[Page and application data records]
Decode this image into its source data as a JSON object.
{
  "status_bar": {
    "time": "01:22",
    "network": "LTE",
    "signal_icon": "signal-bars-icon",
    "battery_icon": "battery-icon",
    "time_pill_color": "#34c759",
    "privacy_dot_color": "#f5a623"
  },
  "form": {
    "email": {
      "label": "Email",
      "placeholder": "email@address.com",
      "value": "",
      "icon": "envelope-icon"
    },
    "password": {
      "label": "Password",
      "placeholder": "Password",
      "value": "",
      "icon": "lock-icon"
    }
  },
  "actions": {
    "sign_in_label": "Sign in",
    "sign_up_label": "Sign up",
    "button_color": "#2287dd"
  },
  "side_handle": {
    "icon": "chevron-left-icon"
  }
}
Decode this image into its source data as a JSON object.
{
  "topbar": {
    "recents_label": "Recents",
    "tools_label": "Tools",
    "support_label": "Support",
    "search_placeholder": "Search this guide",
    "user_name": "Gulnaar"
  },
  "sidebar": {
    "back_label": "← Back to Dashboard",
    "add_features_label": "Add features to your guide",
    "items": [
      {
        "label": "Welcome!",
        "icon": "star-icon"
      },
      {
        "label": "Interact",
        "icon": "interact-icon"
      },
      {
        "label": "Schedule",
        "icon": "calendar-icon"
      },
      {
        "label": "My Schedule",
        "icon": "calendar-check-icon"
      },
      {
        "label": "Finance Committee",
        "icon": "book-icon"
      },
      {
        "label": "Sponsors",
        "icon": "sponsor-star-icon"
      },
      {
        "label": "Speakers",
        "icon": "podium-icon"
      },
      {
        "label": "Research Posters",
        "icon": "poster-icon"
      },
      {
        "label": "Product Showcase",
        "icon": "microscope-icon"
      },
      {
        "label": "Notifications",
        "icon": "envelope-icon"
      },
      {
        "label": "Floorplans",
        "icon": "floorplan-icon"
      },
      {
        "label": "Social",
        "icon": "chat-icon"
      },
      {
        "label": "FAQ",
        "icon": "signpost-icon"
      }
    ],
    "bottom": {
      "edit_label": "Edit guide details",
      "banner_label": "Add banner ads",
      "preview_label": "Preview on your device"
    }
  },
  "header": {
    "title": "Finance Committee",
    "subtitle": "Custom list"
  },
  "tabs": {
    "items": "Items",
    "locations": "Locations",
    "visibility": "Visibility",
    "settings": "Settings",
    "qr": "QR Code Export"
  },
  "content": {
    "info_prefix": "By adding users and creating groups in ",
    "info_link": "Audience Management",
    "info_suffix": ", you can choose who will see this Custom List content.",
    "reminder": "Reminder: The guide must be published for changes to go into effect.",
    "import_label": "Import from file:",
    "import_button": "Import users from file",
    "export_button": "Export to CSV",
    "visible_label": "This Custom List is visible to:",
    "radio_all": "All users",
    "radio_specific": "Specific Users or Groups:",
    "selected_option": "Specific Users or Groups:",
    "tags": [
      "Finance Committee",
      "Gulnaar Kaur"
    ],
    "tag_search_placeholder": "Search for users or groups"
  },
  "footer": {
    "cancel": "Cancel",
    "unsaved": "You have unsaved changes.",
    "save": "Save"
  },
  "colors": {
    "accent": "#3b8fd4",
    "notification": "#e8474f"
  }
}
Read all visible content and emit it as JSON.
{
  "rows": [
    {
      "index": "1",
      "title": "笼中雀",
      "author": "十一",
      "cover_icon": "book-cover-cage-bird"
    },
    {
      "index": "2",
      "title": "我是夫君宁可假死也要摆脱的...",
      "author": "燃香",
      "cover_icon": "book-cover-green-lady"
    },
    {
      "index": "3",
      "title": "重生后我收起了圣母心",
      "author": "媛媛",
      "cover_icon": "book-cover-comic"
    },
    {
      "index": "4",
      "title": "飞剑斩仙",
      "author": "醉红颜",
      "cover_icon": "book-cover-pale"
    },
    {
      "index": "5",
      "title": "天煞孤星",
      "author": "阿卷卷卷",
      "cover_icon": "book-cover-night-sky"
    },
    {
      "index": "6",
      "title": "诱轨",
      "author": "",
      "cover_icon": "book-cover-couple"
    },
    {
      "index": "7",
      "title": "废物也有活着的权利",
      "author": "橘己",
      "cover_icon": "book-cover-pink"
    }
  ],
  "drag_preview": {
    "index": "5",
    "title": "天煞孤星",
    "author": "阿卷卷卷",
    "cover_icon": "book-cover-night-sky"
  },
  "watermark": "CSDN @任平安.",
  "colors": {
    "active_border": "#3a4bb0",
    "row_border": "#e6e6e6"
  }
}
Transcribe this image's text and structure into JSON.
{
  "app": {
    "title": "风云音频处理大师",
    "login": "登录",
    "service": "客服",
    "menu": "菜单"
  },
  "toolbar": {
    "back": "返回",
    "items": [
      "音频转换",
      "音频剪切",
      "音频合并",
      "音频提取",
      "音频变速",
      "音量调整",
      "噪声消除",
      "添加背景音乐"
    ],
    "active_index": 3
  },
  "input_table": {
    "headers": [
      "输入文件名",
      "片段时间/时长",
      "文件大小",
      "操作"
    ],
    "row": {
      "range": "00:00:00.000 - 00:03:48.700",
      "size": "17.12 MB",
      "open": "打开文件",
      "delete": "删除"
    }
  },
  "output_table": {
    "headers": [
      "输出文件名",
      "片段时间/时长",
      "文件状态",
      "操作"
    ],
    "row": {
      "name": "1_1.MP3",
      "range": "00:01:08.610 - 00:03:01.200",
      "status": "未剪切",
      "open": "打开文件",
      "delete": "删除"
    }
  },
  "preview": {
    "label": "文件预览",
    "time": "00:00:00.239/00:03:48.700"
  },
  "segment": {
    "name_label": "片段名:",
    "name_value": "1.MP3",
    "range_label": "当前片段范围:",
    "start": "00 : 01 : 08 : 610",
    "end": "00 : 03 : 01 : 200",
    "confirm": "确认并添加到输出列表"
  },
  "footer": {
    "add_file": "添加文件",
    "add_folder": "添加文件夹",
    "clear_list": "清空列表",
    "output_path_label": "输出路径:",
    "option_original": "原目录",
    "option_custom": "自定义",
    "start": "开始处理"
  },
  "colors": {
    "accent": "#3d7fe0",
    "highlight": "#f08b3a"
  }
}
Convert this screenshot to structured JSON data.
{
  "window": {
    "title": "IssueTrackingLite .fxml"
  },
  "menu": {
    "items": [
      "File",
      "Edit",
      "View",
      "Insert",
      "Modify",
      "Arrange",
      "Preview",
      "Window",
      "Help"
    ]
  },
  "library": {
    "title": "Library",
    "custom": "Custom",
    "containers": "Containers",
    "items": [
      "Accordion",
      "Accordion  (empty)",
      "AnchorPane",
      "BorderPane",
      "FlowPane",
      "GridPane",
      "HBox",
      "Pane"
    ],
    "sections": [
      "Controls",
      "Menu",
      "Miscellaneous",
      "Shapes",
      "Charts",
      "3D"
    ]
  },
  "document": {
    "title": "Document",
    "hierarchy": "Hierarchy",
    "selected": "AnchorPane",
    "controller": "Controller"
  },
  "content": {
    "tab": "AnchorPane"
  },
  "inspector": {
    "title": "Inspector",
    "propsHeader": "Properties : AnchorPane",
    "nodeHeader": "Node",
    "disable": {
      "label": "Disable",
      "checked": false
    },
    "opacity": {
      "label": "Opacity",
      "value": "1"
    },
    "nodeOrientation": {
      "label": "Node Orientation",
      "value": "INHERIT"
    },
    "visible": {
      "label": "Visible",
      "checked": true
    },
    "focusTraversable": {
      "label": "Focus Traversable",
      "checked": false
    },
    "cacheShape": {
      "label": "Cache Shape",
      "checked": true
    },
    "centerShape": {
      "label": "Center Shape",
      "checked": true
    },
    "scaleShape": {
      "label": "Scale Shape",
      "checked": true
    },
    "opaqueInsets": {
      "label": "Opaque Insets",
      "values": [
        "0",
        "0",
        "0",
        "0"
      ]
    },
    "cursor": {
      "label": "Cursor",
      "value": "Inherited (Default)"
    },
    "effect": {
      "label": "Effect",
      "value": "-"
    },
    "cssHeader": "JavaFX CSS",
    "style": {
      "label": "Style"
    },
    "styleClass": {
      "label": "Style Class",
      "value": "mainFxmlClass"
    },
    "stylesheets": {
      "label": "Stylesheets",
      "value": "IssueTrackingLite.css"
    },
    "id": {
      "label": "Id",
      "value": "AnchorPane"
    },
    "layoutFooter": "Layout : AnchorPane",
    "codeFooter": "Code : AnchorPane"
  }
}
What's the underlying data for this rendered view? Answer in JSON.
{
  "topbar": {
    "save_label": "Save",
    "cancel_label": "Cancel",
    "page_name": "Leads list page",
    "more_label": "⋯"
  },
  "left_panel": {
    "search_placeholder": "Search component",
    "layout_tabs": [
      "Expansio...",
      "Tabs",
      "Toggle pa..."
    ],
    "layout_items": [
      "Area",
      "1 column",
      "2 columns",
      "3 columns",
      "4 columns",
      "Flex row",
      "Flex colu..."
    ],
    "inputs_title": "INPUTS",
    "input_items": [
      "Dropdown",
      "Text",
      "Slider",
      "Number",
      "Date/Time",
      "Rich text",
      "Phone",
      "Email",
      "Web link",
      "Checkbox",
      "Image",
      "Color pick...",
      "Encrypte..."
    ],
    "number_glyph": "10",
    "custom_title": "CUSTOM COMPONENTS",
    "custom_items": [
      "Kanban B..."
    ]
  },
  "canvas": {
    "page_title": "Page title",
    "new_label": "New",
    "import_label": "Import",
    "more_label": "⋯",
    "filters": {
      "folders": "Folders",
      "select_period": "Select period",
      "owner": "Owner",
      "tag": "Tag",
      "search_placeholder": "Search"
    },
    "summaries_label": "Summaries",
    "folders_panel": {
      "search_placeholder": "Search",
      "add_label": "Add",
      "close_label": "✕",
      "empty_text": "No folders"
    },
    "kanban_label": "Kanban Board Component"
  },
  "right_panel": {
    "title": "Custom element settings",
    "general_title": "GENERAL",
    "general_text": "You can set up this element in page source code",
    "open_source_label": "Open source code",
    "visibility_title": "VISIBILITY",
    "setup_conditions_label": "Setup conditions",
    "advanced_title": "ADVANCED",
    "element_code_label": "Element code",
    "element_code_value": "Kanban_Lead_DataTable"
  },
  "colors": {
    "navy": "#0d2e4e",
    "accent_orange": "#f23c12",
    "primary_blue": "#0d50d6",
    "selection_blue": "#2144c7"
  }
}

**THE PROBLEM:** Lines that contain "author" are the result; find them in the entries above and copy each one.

**ANSWER TO THIS EXERCISE:**
      "author": "十一",
      "author": "燃香",
      "author": "媛媛",
      "author": "醉红颜",
      "author": "阿卷卷卷",
      "author": "",
      "author": "橘己",
    "author": "阿卷卷卷",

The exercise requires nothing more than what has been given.